- Slovenian Government proposed the new Media Law, which re-introduces the practice of punishment for politically incorrect content and sanctions against media that spread “intolerance”
- Proposal does not define “political intolerance”, which opens the door for sanctions against any critical thinking that is not in-line with the Government’s position
- University of Ljubljana professor was sentenced by the Higher Court because he dared to write an op-ed critical to historian, linked to the old nomenclature.
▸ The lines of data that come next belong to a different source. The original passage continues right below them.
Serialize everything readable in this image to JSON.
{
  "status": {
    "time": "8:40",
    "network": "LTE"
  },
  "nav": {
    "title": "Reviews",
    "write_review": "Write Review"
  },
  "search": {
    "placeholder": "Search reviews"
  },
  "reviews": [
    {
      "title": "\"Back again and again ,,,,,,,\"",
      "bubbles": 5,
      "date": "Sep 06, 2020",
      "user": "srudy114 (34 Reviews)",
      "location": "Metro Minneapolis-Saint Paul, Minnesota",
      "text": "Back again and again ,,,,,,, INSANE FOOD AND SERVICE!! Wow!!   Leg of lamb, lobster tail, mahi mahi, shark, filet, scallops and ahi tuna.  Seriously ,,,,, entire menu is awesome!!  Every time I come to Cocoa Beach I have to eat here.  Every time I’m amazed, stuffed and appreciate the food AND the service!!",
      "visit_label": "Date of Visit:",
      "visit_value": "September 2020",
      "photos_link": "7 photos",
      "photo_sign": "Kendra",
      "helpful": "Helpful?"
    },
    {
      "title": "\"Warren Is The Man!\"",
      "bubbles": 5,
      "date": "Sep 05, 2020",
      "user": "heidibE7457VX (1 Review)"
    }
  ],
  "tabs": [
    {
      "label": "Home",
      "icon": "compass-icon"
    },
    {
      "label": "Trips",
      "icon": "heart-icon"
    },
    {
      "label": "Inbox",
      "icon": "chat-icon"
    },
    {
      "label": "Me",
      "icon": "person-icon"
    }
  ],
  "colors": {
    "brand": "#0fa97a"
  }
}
The Government of the Republic of Slovenia proposed the new Media Law, which re-introduces the practice of punishment for the “politically incorrect” content. Such was also the practice in the former communist regime when crime of verbal delict was used as a tool by the authorities to prosecute political opposition. In 2015 the governing elite decided to name it “fight against intolerance”. It is an attempt to sanction those whose opinion is not in line with Government’s positions.
The proposal foresees sanctions against the media that spread “intolerance” and at the same time does not define “intolerance”, which opens the door for sanctions against any critical thinking that is not in-line with the government’s position. In practice, the law would encourage selective sanctioning. It could tolerate insults coming from the government linked media as opinions and sanction critical thinking aimed at the Government politicians and consider it as political intolerance. As a result, the competent authorities may fine or even confiscate equipment and seal any media company, if its programme includes “insults to the political beliefs”. Hardly any political newspaper or broadcasting station would be able to go through a week without a fine.
Slovenian Democratic Party strives for a highly cultivated level of political dialogue, but sanctioning the opinion is dangerous. Without the freedom of speech, the democratic political life and discourse are at stake.
First sign of the tendency of Slovenian judiciary and old nomenclature to silence the critical intellectuals and publicists is the conviction of dr. Boštjan M. Turk, professor at University of Ljubljana. The Higher Court sentenced Dr Turk because he dared to write an op-ed critical to historian, linked to the old nomenclature. The Court explained in the verdict that Mr Turk exceeded the conceptual framework of the topic on which he was reporting. Such conviction would not be possible even in the last years of Yugoslavia, which defined public criticism or “verbal delict” in its criminal law as a crime.
By convicting an intellectual on the basis of verbal delict, Slovenia is again becoming the EU unicum.